Nino's Pizza: A Bay Ridge Gem

NYC Food Guy: I agree re Nino's Sicilian. It's really good. Thanks for the Valentino's tip. I'll def. check it out!

DHorst: I'm with you. The +tomato definitely makes it seem lighter - even if there is still plenty of cheese.

Adam: Thanks. I've yet to go to Pizza Wagon! It's been on my list. Hit Nino's next time you're heading to SI!

Daily Slice: Tuttobene's in Greenpoint

Pizzablogger: Pizzerias that burn wood usually cook pies faster at hotter temperatures and the results can be softer in the middle. At this place, I believe she was referring to the ease with which they can control the heat and keep it lower to avoid center-sog. (The quote was not from the owner, by the way.) Re char: I was referring to flavor I associate with the burning of coal or wood. I'll correct the wording.

Sourdoughpeter: This was my first (and only) visit to the place. I agree the crust could have more spring and moisture, but it definitely wasn't brittle.

Europa in Bensonhurst: So That's Schiacciata

No prob. When's your grandpa cookin'?!

Europa in Bensonhurst: So That's Schiacciata

Forzapizza: They're from Sicily but have lived in Northern Italy, too.

Grimaldi's: Bigger ... and Better?

I've been very curious to try Grimaldi's since they reopened, driving past it often. Now I must! Based on your comments I'm guessing my old favorite -- a regular pie with added ricotta and pepperoni -- would still be excellent.

Question: could this work?: "...pull my Pizza Inspector General card and demand a taste."

Nunzio's, a Classic Slice on Staten Island

Yet another reason to fork over that hefty toll. Now I've gotta go try Nunzio's again (the one time I went must have been an off day). Will have to combine with Lee's Tavern.
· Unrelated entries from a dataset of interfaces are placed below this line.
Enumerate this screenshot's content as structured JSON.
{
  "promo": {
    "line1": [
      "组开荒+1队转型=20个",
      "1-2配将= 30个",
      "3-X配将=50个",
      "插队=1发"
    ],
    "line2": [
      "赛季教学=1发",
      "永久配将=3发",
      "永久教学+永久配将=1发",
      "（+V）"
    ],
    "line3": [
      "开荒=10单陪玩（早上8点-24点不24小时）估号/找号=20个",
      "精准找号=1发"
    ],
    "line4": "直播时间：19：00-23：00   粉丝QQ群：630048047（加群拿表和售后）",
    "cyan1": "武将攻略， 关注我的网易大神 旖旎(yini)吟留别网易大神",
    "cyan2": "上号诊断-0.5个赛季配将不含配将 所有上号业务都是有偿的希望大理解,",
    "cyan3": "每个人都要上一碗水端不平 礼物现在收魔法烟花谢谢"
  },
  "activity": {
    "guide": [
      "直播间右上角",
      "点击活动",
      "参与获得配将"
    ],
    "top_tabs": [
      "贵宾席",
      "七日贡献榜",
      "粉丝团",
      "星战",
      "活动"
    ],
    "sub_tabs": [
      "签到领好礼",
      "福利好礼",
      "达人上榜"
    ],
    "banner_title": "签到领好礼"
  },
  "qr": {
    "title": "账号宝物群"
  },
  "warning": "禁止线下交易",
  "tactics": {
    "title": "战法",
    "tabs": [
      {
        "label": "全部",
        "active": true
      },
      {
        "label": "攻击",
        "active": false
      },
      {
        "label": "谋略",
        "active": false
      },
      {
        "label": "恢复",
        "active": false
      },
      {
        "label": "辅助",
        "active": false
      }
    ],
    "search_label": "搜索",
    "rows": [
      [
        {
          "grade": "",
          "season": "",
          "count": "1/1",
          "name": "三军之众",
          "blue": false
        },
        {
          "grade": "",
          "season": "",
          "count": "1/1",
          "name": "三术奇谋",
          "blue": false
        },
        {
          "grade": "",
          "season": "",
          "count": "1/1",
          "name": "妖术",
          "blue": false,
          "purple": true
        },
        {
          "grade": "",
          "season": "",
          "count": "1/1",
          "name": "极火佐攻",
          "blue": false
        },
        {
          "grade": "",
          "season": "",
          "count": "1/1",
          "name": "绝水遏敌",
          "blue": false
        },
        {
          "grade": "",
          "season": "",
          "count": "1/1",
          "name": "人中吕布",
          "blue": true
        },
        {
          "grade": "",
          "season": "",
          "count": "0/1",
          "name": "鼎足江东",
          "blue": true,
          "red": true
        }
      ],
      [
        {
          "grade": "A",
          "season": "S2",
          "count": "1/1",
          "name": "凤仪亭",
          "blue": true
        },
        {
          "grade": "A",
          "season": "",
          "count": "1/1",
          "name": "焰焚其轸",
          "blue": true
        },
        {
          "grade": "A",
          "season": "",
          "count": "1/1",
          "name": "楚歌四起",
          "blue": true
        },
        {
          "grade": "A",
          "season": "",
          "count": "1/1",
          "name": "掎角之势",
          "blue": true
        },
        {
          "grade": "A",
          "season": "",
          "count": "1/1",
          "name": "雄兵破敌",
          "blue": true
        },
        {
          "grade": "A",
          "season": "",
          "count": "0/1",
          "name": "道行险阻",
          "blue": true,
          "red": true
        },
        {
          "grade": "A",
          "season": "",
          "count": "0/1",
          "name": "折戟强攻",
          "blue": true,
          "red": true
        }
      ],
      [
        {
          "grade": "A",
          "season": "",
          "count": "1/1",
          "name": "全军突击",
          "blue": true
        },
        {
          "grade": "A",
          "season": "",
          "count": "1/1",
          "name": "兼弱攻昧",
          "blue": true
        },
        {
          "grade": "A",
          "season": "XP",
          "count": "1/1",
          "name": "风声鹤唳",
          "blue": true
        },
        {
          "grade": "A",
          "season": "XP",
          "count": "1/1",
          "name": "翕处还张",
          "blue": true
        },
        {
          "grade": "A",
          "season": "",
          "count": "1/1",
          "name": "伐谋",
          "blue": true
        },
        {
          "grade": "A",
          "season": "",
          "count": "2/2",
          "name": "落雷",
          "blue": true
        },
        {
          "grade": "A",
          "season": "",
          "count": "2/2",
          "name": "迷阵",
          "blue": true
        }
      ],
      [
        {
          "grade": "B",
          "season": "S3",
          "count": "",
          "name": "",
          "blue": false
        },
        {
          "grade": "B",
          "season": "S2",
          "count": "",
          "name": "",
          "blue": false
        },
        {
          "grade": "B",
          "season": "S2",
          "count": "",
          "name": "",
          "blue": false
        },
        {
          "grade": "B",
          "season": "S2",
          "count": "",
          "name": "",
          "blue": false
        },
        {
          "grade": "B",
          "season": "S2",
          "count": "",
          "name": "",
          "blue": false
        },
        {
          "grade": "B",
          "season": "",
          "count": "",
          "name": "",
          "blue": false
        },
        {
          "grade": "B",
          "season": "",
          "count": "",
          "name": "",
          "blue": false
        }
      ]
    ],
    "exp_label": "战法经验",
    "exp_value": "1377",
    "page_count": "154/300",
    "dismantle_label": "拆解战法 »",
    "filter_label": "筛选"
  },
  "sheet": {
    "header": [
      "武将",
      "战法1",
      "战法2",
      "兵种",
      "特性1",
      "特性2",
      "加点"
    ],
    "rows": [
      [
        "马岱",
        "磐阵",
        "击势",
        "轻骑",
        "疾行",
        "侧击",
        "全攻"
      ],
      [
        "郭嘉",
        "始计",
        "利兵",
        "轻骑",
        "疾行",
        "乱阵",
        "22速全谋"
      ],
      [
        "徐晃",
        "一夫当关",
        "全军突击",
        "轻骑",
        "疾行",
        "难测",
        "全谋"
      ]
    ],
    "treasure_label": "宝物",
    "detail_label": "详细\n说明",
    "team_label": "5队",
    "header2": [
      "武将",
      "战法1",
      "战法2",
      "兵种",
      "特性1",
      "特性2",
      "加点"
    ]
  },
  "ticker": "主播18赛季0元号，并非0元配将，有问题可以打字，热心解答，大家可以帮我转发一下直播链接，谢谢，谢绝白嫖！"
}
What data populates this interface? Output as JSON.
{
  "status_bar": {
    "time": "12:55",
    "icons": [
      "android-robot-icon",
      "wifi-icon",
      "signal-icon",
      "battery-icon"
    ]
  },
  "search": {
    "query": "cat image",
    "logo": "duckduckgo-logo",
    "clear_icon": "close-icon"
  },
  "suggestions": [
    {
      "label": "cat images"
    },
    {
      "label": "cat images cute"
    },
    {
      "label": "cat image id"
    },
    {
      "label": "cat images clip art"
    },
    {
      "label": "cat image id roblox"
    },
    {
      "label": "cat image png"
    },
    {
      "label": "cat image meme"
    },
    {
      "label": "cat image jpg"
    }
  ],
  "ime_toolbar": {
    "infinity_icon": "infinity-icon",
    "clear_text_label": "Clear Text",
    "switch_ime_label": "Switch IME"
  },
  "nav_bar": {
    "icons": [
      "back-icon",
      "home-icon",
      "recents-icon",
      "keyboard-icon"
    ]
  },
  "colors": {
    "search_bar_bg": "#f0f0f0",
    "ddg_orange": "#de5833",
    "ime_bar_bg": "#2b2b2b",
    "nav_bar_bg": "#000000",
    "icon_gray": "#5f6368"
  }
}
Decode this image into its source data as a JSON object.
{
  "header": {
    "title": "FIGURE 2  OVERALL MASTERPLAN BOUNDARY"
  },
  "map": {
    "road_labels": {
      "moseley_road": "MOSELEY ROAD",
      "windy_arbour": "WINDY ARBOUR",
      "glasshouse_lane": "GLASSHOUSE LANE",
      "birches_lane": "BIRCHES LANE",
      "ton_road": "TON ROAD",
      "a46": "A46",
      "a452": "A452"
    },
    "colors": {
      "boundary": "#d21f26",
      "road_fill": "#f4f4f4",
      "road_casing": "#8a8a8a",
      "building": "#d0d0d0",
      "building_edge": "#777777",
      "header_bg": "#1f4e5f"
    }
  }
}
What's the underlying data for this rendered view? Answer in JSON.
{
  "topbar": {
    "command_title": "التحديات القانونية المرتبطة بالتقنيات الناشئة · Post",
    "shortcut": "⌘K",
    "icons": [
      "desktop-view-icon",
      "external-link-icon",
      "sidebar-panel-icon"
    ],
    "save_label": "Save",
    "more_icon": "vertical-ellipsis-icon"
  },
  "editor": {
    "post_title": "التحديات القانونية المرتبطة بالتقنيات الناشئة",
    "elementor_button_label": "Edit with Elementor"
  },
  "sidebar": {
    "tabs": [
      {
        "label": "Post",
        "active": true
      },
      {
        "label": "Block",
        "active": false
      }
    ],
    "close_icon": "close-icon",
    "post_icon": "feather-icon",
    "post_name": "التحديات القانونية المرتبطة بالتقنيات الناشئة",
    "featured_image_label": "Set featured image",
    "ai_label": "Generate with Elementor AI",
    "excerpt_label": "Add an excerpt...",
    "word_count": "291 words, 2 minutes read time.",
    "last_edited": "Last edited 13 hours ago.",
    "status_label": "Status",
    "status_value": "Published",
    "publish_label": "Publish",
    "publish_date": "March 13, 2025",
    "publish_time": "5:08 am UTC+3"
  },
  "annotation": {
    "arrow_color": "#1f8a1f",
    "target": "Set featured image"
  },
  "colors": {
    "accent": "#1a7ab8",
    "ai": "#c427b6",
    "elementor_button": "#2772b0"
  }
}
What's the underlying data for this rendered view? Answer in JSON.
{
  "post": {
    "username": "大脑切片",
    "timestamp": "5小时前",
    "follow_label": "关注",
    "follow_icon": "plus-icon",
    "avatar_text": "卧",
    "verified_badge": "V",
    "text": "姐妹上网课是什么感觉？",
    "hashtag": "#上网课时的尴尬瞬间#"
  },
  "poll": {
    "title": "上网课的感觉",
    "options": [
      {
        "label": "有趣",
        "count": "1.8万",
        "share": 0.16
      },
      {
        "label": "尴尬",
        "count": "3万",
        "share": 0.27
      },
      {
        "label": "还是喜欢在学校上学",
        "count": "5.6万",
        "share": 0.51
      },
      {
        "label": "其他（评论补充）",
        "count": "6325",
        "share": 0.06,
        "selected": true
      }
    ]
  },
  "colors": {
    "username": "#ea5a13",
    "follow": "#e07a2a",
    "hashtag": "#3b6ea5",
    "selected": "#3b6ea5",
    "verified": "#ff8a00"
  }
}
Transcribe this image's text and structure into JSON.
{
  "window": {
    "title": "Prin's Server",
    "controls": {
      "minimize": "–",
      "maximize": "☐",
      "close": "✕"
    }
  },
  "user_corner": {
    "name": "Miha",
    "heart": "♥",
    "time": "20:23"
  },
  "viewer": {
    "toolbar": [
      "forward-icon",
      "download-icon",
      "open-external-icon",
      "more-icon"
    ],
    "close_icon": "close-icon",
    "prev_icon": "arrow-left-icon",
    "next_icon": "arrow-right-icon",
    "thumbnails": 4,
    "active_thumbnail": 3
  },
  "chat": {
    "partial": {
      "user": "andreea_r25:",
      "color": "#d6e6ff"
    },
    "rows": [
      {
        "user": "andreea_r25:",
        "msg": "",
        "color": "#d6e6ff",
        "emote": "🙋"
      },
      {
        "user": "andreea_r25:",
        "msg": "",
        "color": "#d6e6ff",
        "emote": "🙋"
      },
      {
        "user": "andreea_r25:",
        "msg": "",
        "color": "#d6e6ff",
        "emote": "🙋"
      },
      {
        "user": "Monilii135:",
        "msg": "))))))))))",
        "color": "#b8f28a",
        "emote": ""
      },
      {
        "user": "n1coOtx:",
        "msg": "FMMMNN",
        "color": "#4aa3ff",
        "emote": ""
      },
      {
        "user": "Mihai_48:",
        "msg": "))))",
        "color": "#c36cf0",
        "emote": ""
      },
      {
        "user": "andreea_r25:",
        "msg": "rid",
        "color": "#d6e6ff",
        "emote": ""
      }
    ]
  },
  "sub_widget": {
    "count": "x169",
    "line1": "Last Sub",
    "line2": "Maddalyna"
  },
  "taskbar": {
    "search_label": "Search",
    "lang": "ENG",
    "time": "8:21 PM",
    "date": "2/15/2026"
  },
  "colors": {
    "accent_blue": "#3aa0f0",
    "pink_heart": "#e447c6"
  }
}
Preferably it will be snowing. By the way, I just found out that the only remaining Lento's (right near there too) has closed. - Michael

Pizza Obsessives: Michael Berman, New York Contributor

Adam: "Another flat of crust" is how I feel too.
DT: I'm working on a piece about the P of R. Glad you mentioned the clams. Also, the shrimp parmigiana is addictive.
K: Thanks!

Giuseppina's: Is it Lucali East?

Rrakes: I agree. We had a Valpolicella Ripasso for $30.
Adam: Def. worth a revisit.
Hudsone: Never saw that blog. Thanks.

Daily Slice: Cafe Catania, Brooklyn Heights

Thank you all for the kind welcome :-)!

Simon: I asked them to heat the pizza for the photos -- but not too much. I wanted it to remain salable. I can vouch however, that when heated properly, the Catania's pizza is very good.